◆ ABOUT THIS EXERCISE ◆
Copy out every line in the entries below that includes "burger".

*** Begin section ***

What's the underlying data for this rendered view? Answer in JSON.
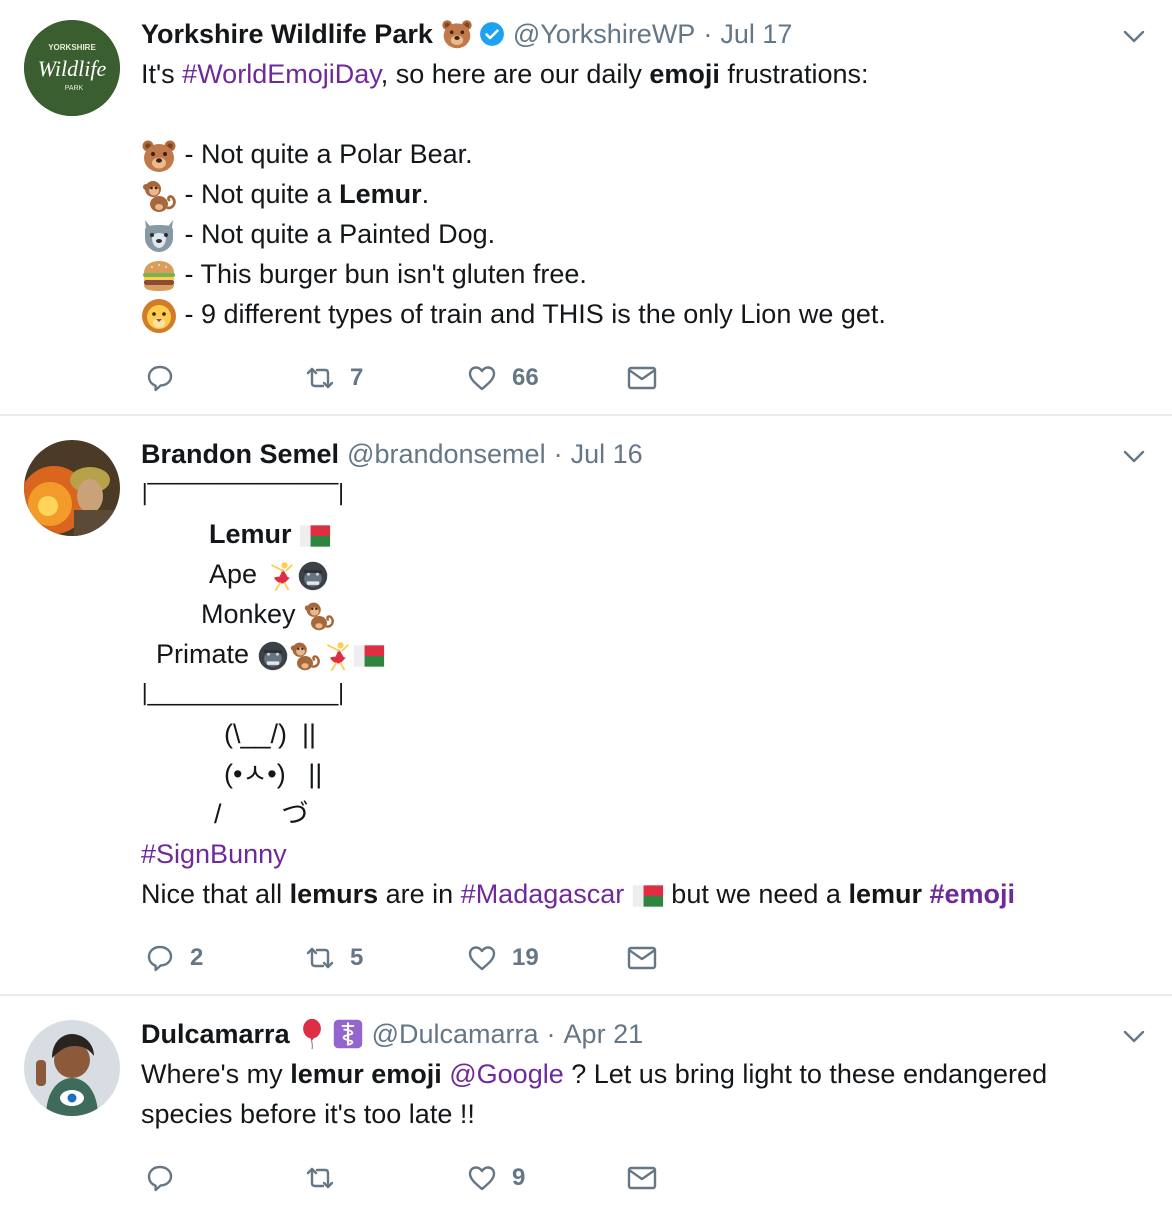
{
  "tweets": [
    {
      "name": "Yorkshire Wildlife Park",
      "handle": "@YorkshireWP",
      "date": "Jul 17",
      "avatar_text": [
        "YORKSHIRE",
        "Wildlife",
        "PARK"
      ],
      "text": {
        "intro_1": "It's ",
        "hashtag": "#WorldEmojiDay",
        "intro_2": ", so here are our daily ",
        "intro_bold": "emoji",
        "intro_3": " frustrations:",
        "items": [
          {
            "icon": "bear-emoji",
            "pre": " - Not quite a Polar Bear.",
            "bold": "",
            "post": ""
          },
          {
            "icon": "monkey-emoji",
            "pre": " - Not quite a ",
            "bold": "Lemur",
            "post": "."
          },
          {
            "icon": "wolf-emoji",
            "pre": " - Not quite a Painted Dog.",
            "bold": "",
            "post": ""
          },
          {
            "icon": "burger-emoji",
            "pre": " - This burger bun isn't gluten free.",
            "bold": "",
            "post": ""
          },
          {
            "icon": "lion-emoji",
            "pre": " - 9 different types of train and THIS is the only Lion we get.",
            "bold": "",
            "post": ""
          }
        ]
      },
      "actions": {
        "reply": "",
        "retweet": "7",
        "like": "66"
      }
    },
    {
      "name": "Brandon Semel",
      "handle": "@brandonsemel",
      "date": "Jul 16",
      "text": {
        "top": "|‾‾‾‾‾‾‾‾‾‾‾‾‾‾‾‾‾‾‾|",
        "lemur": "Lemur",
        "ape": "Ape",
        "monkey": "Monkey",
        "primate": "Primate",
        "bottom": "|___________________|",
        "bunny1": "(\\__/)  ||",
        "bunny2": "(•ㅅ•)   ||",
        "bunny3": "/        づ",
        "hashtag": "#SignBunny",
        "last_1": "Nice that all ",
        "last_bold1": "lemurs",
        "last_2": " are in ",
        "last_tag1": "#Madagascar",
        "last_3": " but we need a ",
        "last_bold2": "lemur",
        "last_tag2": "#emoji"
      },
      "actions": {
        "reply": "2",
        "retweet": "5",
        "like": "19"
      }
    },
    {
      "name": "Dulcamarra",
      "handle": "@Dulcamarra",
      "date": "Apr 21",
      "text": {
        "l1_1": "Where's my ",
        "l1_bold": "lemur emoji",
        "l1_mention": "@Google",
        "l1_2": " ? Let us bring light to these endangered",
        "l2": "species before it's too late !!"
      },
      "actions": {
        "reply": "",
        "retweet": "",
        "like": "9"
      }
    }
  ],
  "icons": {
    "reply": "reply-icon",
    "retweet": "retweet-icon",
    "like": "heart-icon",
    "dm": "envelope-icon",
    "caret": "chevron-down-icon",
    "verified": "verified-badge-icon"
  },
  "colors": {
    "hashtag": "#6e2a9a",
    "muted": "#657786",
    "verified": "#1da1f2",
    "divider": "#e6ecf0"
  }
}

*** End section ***
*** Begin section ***

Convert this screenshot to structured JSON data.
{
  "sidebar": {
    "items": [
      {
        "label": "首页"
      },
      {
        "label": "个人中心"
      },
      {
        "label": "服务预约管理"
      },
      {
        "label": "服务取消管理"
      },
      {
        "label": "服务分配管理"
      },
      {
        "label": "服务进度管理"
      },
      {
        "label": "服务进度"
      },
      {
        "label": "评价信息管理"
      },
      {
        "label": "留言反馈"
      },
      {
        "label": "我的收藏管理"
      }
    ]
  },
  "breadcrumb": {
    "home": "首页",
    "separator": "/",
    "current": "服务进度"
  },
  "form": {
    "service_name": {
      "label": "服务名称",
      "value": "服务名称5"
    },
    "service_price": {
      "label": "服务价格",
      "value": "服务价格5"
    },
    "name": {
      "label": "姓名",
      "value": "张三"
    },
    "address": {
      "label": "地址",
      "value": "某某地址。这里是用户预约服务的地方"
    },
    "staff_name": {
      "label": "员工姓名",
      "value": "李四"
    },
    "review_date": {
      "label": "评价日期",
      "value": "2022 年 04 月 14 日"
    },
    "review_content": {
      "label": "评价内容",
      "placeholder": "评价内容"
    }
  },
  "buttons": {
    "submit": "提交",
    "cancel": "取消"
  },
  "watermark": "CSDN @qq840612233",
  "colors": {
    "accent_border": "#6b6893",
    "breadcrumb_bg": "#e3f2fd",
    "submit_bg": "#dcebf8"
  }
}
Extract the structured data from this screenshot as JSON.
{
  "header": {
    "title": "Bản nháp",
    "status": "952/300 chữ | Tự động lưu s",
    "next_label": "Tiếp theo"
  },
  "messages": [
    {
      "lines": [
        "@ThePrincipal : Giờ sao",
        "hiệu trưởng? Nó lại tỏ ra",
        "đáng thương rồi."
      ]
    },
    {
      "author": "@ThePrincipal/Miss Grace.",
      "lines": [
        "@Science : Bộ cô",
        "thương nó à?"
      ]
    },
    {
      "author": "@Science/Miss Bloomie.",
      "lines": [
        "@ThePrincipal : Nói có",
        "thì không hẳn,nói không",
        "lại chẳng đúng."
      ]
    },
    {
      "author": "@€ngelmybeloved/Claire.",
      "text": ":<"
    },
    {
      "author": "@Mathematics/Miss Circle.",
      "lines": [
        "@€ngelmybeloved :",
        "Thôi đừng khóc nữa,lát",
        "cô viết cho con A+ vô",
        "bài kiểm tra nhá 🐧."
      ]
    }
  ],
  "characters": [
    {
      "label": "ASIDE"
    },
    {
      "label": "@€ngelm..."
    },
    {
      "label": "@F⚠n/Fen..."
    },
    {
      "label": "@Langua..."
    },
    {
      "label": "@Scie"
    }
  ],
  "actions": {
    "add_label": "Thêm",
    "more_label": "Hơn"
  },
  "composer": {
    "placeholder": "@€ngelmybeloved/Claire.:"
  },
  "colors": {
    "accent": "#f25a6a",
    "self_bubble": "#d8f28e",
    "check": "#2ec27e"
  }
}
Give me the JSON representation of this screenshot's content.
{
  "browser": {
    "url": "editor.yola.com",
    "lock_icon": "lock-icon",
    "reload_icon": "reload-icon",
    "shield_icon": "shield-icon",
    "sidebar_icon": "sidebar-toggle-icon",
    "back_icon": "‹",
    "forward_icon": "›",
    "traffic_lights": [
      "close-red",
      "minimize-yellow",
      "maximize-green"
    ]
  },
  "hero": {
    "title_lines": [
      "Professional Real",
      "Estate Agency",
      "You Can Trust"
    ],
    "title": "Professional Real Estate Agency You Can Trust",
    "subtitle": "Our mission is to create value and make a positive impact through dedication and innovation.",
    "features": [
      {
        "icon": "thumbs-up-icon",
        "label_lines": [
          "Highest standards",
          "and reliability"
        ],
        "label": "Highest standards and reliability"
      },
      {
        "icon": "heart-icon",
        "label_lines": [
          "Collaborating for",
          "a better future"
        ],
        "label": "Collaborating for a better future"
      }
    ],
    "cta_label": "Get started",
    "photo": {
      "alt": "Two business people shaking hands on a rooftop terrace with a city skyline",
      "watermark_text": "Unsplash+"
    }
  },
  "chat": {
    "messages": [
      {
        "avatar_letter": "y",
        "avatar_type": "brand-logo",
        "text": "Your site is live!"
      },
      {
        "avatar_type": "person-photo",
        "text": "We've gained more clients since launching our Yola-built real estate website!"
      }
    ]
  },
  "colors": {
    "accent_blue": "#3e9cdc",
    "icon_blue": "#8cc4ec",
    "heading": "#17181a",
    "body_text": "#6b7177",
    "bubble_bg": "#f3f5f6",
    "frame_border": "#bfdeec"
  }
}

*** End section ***
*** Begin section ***

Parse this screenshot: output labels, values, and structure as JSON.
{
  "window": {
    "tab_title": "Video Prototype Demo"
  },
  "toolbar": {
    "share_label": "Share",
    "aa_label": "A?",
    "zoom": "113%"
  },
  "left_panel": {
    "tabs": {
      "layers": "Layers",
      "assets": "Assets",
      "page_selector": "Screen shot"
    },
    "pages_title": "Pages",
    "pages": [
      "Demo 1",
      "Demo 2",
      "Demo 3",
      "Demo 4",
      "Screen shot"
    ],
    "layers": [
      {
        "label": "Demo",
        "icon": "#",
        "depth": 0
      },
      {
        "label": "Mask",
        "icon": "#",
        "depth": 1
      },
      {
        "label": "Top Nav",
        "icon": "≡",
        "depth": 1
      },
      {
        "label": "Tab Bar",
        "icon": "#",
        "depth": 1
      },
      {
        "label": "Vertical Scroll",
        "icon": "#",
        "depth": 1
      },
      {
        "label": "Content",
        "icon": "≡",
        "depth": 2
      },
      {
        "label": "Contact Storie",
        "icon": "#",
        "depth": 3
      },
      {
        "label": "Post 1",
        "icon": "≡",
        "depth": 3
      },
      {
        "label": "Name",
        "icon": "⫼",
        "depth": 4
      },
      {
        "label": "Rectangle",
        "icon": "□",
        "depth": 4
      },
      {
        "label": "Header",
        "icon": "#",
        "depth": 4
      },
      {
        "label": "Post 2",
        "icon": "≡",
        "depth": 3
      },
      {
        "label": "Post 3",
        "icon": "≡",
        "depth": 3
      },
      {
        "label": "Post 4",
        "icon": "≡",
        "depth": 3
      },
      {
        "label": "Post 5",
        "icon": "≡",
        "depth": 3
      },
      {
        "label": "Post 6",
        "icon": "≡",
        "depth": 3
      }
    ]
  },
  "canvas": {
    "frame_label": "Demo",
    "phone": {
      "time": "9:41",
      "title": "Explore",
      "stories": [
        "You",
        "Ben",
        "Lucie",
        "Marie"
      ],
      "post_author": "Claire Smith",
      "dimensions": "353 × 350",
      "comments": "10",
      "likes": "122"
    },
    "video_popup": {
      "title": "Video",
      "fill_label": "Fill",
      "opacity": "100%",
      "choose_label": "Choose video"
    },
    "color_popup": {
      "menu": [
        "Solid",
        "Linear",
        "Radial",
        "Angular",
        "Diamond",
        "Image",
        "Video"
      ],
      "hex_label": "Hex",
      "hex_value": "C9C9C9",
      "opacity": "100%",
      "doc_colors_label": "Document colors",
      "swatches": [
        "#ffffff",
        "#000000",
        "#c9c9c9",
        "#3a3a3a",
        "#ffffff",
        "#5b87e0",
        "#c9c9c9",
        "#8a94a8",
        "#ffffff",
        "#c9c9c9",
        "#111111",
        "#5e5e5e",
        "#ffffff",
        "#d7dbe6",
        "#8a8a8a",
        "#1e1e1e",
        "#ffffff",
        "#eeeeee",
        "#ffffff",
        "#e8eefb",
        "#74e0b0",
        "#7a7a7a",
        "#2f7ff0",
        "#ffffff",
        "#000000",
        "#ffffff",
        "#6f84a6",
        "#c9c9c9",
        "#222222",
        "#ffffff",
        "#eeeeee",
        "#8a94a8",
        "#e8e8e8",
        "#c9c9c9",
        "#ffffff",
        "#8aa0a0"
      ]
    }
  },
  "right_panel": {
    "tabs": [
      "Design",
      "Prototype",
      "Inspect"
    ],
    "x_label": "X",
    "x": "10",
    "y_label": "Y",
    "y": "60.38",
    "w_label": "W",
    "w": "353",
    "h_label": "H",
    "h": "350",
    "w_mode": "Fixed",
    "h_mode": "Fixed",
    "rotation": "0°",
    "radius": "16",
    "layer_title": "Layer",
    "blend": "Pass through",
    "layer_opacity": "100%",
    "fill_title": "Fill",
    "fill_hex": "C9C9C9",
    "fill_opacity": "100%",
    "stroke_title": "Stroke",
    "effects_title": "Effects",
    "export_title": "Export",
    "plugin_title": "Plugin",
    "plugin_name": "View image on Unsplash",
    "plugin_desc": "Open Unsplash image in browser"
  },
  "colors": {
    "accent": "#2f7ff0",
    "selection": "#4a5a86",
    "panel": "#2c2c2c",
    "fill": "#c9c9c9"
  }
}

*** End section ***

◆ TASK SOLUTION ◆
            "icon": "burger-emoji",
            "pre": " - This burger bun isn't gluten free.",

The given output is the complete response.